Most kids think the second week of camp is even more fun than the first. That's when we move from Yard Chore Camp to Home Chore Camp. You'll be in the "separating the laundry" challenge almost every day, competing with other teams (your brothers and sisters) to see who can be the fastest. Then you'll get to feed and clean your very own animals -- right down to the litter box. After that, there's art appreciation class, or as Counselor Mom likes to call it, dusting and vacuuming.

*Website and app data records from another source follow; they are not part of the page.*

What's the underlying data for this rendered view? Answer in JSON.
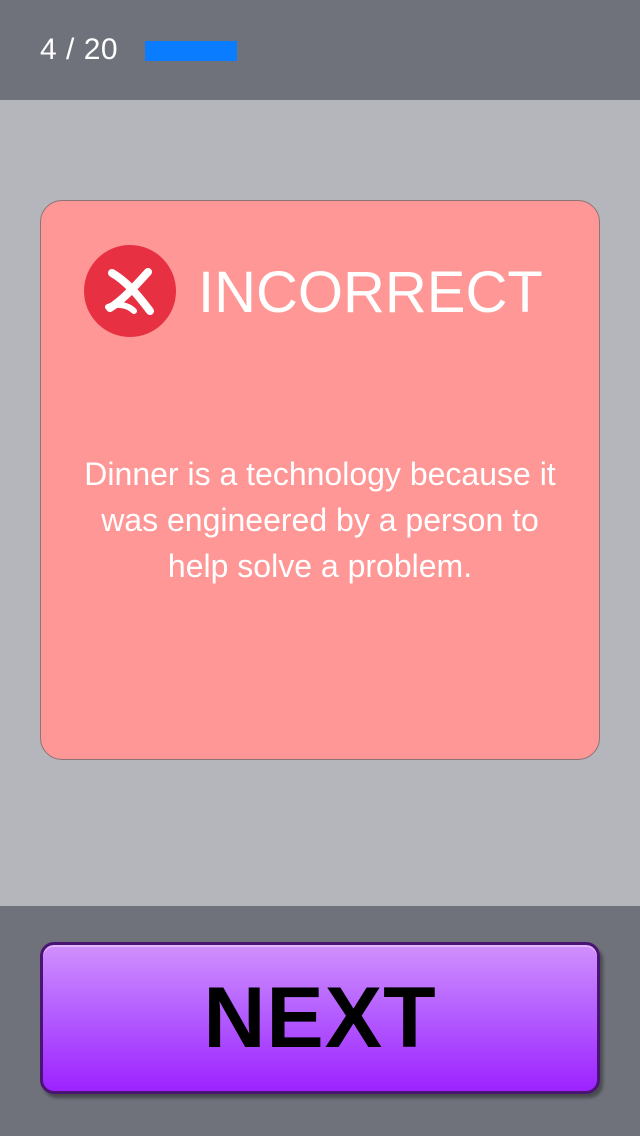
{
  "header": {
    "progress_text": "4 / 20",
    "progress_fraction": 0.2,
    "progress_color": "#0a7cff"
  },
  "feedback": {
    "status_icon": "x-circle-icon",
    "title": "INCORRECT",
    "explanation": "Dinner is a technology because it was engineered by a person to help solve a problem.",
    "card_color": "#fe9796",
    "icon_color": "#e83043"
  },
  "footer": {
    "next_label": "NEXT",
    "button_color": "#b560ff"
  }
}
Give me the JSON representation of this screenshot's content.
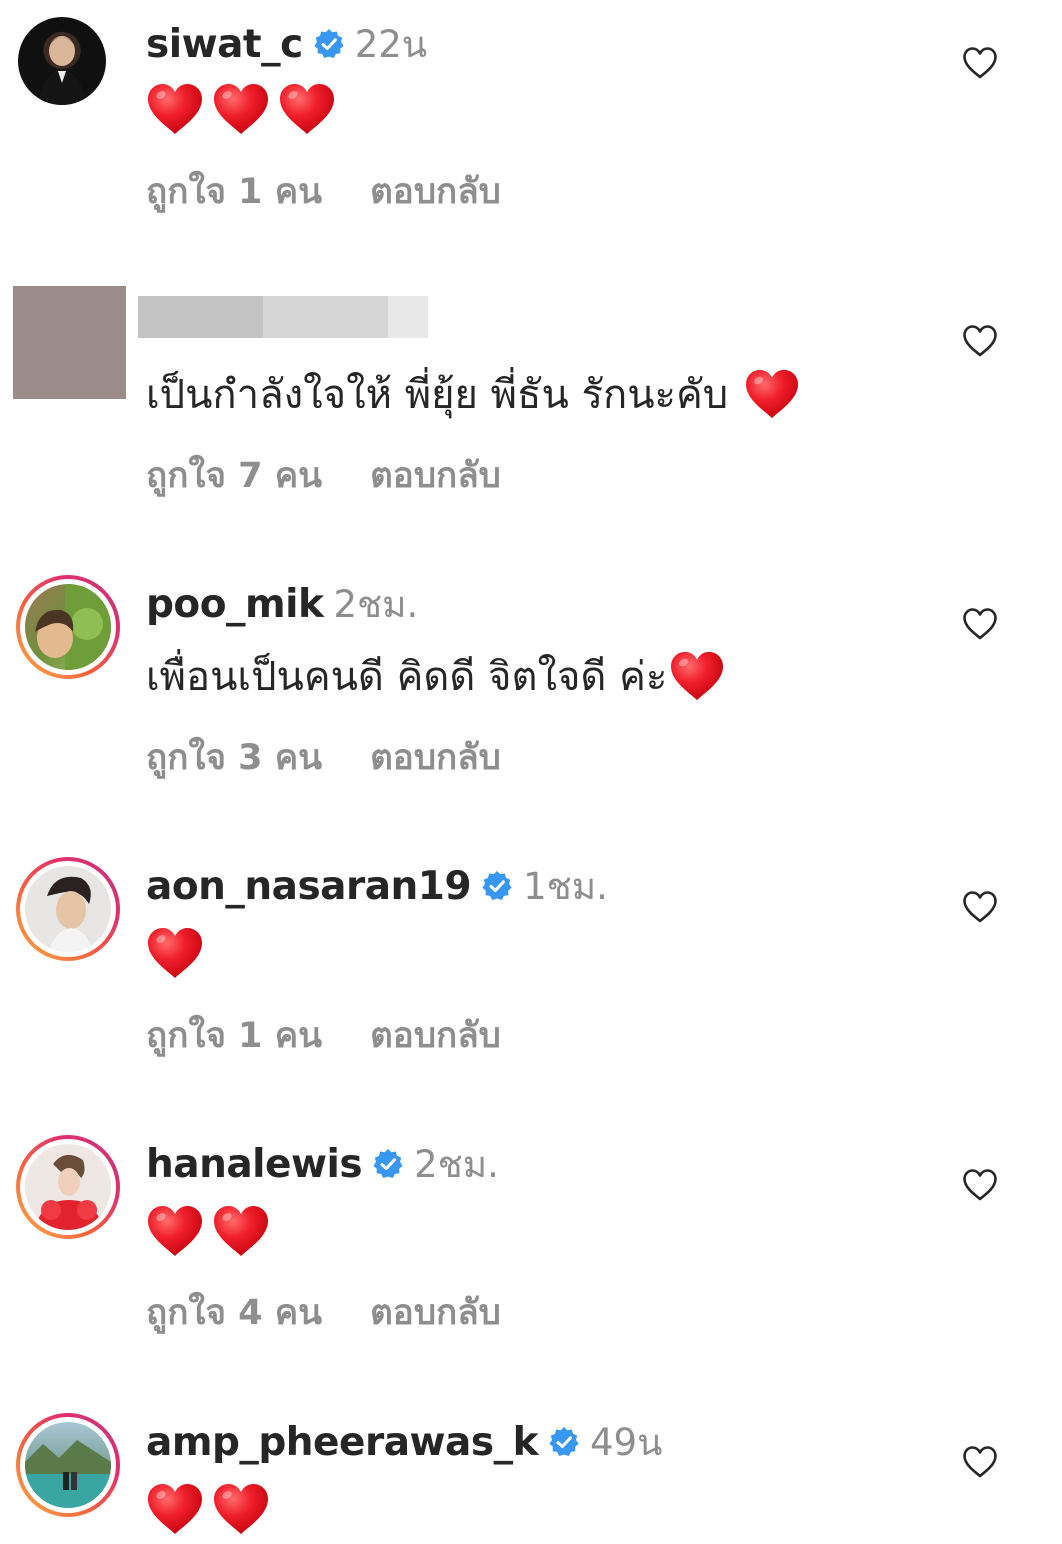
{
  "like_label_prefix": "ถูกใจ",
  "like_label_suffix": "คน",
  "reply_label": "ตอบกลับ",
  "colors": {
    "text": "#262626",
    "secondary": "#8e8e8e",
    "verified": "#3897f0",
    "heart": "#e8131f"
  },
  "comments": [
    {
      "username": "siwat_c",
      "verified": true,
      "time": "22น",
      "text": "",
      "hearts": 3,
      "likes": "1",
      "avatar_ring": false
    },
    {
      "username": "",
      "verified": false,
      "time": "",
      "text": "เป็นกำลังใจให้ พี่ยุ้ย พี่ธัน รักนะคับ",
      "hearts": 1,
      "likes": "7",
      "avatar_ring": false
    },
    {
      "username": "poo_mik",
      "verified": false,
      "time": "2ชม.",
      "text": "เพื่อนเป็นคนดี คิดดี จิตใจดี ค่ะ",
      "hearts": 1,
      "likes": "3",
      "avatar_ring": true
    },
    {
      "username": "aon_nasaran19",
      "verified": true,
      "time": "1ชม.",
      "text": "",
      "hearts": 1,
      "likes": "1",
      "avatar_ring": true
    },
    {
      "username": "hanalewis",
      "verified": true,
      "time": "2ชม.",
      "text": "",
      "hearts": 2,
      "likes": "4",
      "avatar_ring": true
    },
    {
      "username": "amp_pheerawas_k",
      "verified": true,
      "time": "49น",
      "text": "",
      "hearts": 2,
      "likes": "",
      "avatar_ring": true
    }
  ]
}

There's nothing like it to make teens feel like adults do every day.

Summer camp doesn't get much more fun than this; there's never a dull moment. The counselors will lead campers in their favorite songs such as, "This is the way we load the dishwasher, load the dishwasher, this is the way we load the dishwasher early in the morning," and, "This is the way we clean the tub, clean the tub, clean the tub, this is the way we clean the tub, early in the morning."

And you'll learn many new songs to sing around the microwave at night, like "This Is the Way We Scrub the Floor" and "This Is the Way We Make the Bed," which are easy to learn and sure to put a smile on everyone's face. Campers will learn the names of many different cleaning products and how and when to use them.

By popular demand, there will a new feature this year called "Watch Dad Write Checks." Campers will sit quietly while Counselor Dad explains exactly how much it costs to run Chore Camp. He'll explain such things as kilowatt-hours, roaming charges, the price of gas, medicine and rising college tuitions. He may even get into the costs of food and clothing. New shoes are a particular favorite of his.

Many campers say they've never had two weeks fly by so fast.

Many ask what they have to do to come back to Chore Camp next year. They don't have to worry; enrollment next year is automatic because Chore Camp is a prerequisite, which must be completed before going off to soccer, baseball, football, swimming, horseback riding or any other kind of summer camp for many families.

And the greatest thing about Chore Camp is that it never really ends. After a few years, the campers want to do the things they've learned all the time, and many of them eventually become counselors themselves.


Every weekday JewishWorldReview.com publishes what many in the media and Washington consider "must-reading". Sign up for the daily JWR update. It's free. Just click here.

Comment by clicking here.

Jim Mullen is the author of "It Takes a Village Idiot: Complicating the Simple Life" and "Baby's First Tattoo."

© 2014, NEA